Pendle Projects Ltd lodged an appeal in December, 2012, against a Pendle Council West Craven Committee decision in August last year refusing consent for the 1,472 sq. m. store including access and car parking located on the Skipton Road Business Park.
Mark Taylforth, owner of Pendle Projects, was joined at the Rainhall Centre for the appeal hearing last Thursday by Mike Clarke, Aldi’s North West Property Director, Daniel Brown from How Planning and Debbie Smith from Smith Planning Consultants.
Representing Pendle Council was Planning Manager Neil Watson, Chris Creighton from Peacock and Smith Chartered Town Planners and Rosemary Lyons, Pendle Council’s conservation officer.
The government appointed inspector, Robin Brooks, also heard a second appeal on the day too for a conservation consent application, also refused in August, 2012, as the Aldi would be within Barnoldswick’s Cornmill and Valley Gardens conservation area.
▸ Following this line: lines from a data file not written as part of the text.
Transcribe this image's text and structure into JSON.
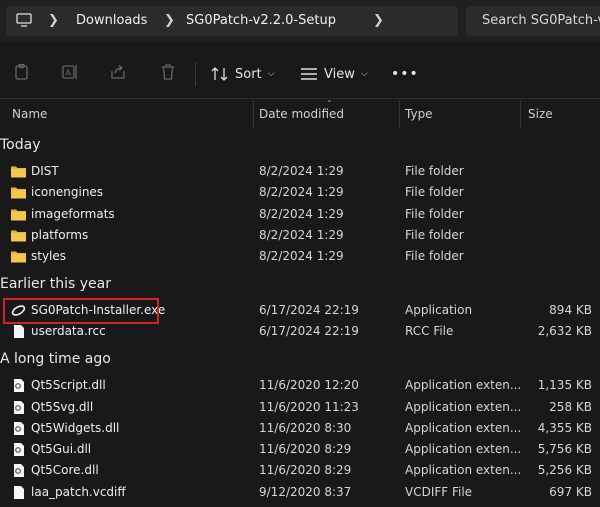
{
  "address": {
    "crumbs": [
      "Downloads",
      "SG0Patch-v2.2.0-Setup"
    ],
    "search_placeholder": "Search SG0Patch-v2.2.0-Setup"
  },
  "toolbar": {
    "icons": [
      "clipboard-icon",
      "rename-icon",
      "share-icon",
      "trash-icon"
    ],
    "sort_label": "Sort",
    "view_label": "View",
    "more_label": "•••"
  },
  "columns": {
    "name": "Name",
    "date": "Date modified",
    "type": "Type",
    "size": "Size"
  },
  "groups": [
    {
      "label": "Today",
      "files": [
        {
          "name": "DIST",
          "date": "8/2/2024 1:29",
          "type": "File folder",
          "size": "",
          "icon": "folder-icon"
        },
        {
          "name": "iconengines",
          "date": "8/2/2024 1:29",
          "type": "File folder",
          "size": "",
          "icon": "folder-icon"
        },
        {
          "name": "imageformats",
          "date": "8/2/2024 1:29",
          "type": "File folder",
          "size": "",
          "icon": "folder-icon"
        },
        {
          "name": "platforms",
          "date": "8/2/2024 1:29",
          "type": "File folder",
          "size": "",
          "icon": "folder-icon"
        },
        {
          "name": "styles",
          "date": "8/2/2024 1:29",
          "type": "File folder",
          "size": "",
          "icon": "folder-icon"
        }
      ]
    },
    {
      "label": "Earlier this year",
      "files": [
        {
          "name": "SG0Patch-Installer.exe",
          "date": "6/17/2024 22:19",
          "type": "Application",
          "size": "894 KB",
          "icon": "app-icon",
          "highlighted": true
        },
        {
          "name": "userdata.rcc",
          "date": "6/17/2024 22:19",
          "type": "RCC File",
          "size": "2,632 KB",
          "icon": "file-icon"
        }
      ]
    },
    {
      "label": "A long time ago",
      "files": [
        {
          "name": "Qt5Script.dll",
          "date": "11/6/2020 12:20",
          "type": "Application exten...",
          "size": "1,135 KB",
          "icon": "dll-icon"
        },
        {
          "name": "Qt5Svg.dll",
          "date": "11/6/2020 11:23",
          "type": "Application exten...",
          "size": "258 KB",
          "icon": "dll-icon"
        },
        {
          "name": "Qt5Widgets.dll",
          "date": "11/6/2020 8:30",
          "type": "Application exten...",
          "size": "4,355 KB",
          "icon": "dll-icon"
        },
        {
          "name": "Qt5Gui.dll",
          "date": "11/6/2020 8:29",
          "type": "Application exten...",
          "size": "5,756 KB",
          "icon": "dll-icon"
        },
        {
          "name": "Qt5Core.dll",
          "date": "11/6/2020 8:29",
          "type": "Application exten...",
          "size": "5,256 KB",
          "icon": "dll-icon"
        },
        {
          "name": "laa_patch.vcdiff",
          "date": "9/12/2020 8:37",
          "type": "VCDIFF File",
          "size": "697 KB",
          "icon": "file-icon"
        }
      ]
    }
  ]
}
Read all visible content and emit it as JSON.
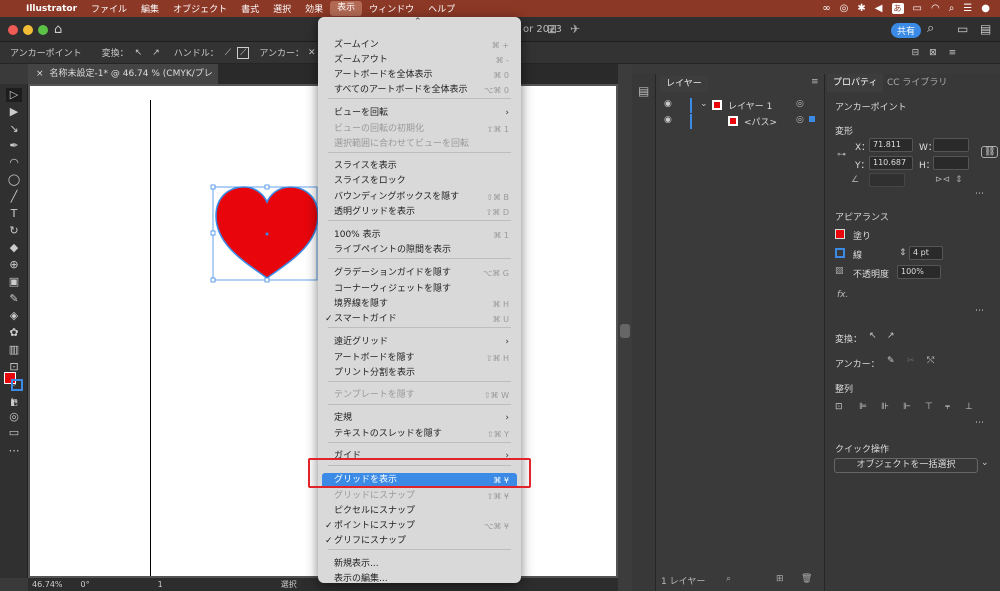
{
  "menubar": {
    "apple": "",
    "app": "Illustrator",
    "items": [
      "ファイル",
      "編集",
      "オブジェクト",
      "書式",
      "選択",
      "効果",
      "表示",
      "ウィンドウ",
      "ヘルプ"
    ],
    "date_icon": "あ"
  },
  "titlebar": {
    "title_fragment": "or 2023",
    "share": "共有"
  },
  "control": {
    "anchor": "アンカーポイント",
    "convert": "変換：",
    "handle": "ハンドル：",
    "anchor2": "アンカー："
  },
  "doc": {
    "tab": "名称未設定-1* @ 46.74 % (CMYK/プレビュー)"
  },
  "status": {
    "zoom": "46.74%",
    "angle": "0°",
    "page": "1",
    "mode": "選択"
  },
  "layers": {
    "tab": "レイヤー",
    "layer1": "レイヤー 1",
    "path": "<パス>",
    "count": "1 レイヤー"
  },
  "props": {
    "tab1": "プロパティ",
    "tab2": "CC ライブラリ",
    "anchor": "アンカーポイント",
    "transform": "変形",
    "x_label": "X：",
    "x": "71.811",
    "y_label": "Y：",
    "y": "110.687",
    "w_label": "W：",
    "h_label": "H：",
    "appearance": "アピアランス",
    "fill": "塗り",
    "stroke": "線",
    "stroke_w": "4 pt",
    "opacity_label": "不透明度",
    "opacity": "100%",
    "fx": "fx.",
    "convert": "変換：",
    "anchor2": "アンカー：",
    "align": "整列",
    "quick": "クイック操作",
    "quick_btn": "オブジェクトを一括選択"
  },
  "menu": {
    "items": [
      {
        "label": "ズームイン",
        "sc": "⌘ +"
      },
      {
        "label": "ズームアウト",
        "sc": "⌘ -"
      },
      {
        "label": "アートボードを全体表示",
        "sc": "⌘ 0"
      },
      {
        "label": "すべてのアートボードを全体表示",
        "sc": "⌥⌘ 0"
      },
      {
        "label": "ビューを回転",
        "sc": ""
      },
      {
        "label": "ビューの回転の初期化",
        "sc": "⇧⌘ 1"
      },
      {
        "label": "選択範囲に合わせてビューを回転",
        "sc": ""
      },
      {
        "label": "スライスを表示",
        "sc": ""
      },
      {
        "label": "スライスをロック",
        "sc": ""
      },
      {
        "label": "バウンディングボックスを隠す",
        "sc": "⇧⌘ B"
      },
      {
        "label": "透明グリッドを表示",
        "sc": "⇧⌘ D"
      },
      {
        "label": "100% 表示",
        "sc": "⌘ 1"
      },
      {
        "label": "ライブペイントの隙間を表示",
        "sc": ""
      },
      {
        "label": "グラデーションガイドを隠す",
        "sc": "⌥⌘ G"
      },
      {
        "label": "コーナーウィジェットを隠す",
        "sc": ""
      },
      {
        "label": "境界線を隠す",
        "sc": "⌘ H"
      },
      {
        "label": "スマートガイド",
        "sc": "⌘ U"
      },
      {
        "label": "遠近グリッド",
        "sc": ""
      },
      {
        "label": "アートボードを隠す",
        "sc": "⇧⌘ H"
      },
      {
        "label": "プリント分割を表示",
        "sc": ""
      },
      {
        "label": "テンプレートを隠す",
        "sc": "⇧⌘ W"
      },
      {
        "label": "定規",
        "sc": ""
      },
      {
        "label": "テキストのスレッドを隠す",
        "sc": "⇧⌘ Y"
      },
      {
        "label": "ガイド",
        "sc": ""
      },
      {
        "label": "グリッドを表示",
        "sc": "⌘ ¥"
      },
      {
        "label": "グリッドにスナップ",
        "sc": "⇧⌘ ¥"
      },
      {
        "label": "ピクセルにスナップ",
        "sc": ""
      },
      {
        "label": "ポイントにスナップ",
        "sc": "⌥⌘ ¥"
      },
      {
        "label": "グリフにスナップ",
        "sc": ""
      },
      {
        "label": "新規表示...",
        "sc": ""
      },
      {
        "label": "表示の編集...",
        "sc": ""
      }
    ]
  },
  "colors": {
    "menubar": "#8c3826",
    "accent": "#3b8be6",
    "heart": "#e8050c",
    "highlight_box": "#e0242a"
  }
}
Mr Clarke said that Aldi was a deep discount store, offering a product range of 1,350 goods, capped at 2,500, in comparison to a supermarket which would stock in excess of 20,000 lines. He added that the store would employ between 18 and 20 full time equivalent staff.
Mr Creighton said that in his opinion, the Co-op store was the anchor which drew people in to Barnoldswick’s centre, and it followed that it helps to generate footfall in the town centre.
However, Mr Brown said in his opinion, he didn’t believe an Aldi would impinge on independent stores and the town centre impact would be “negligible”.
Mr Creighton said that he feared a “cluster to almost rival” the town centre would develop on Skipton Road with the Albert Hartley scheme directly opposite the proposed Aldi site with a Spar store further down the road.
Although Mr Clarke said they were “broadly in agreement” there would be no link trips on foot between Aldi and the town centre, 494 metres away, Mr Brown argued that it would create some link trips because at the moment, they didn’t exist at all.
Opinions between the two sides differed slightly on where trade would come from, with Mr Creighton thinking that 90% of trade would come from Barnoldswick itself and 10% from a wider catchment area, with Mr Brown putting his figures at 80% and 20%.
On the issue of the conservation area, there were aspects of the store design such as the retaining wall which concerned Mr Watson and Mrs Lyons, however, Miss Smith said that at the moment the site was “an eyesore” and that the “development would be a positive benefit”.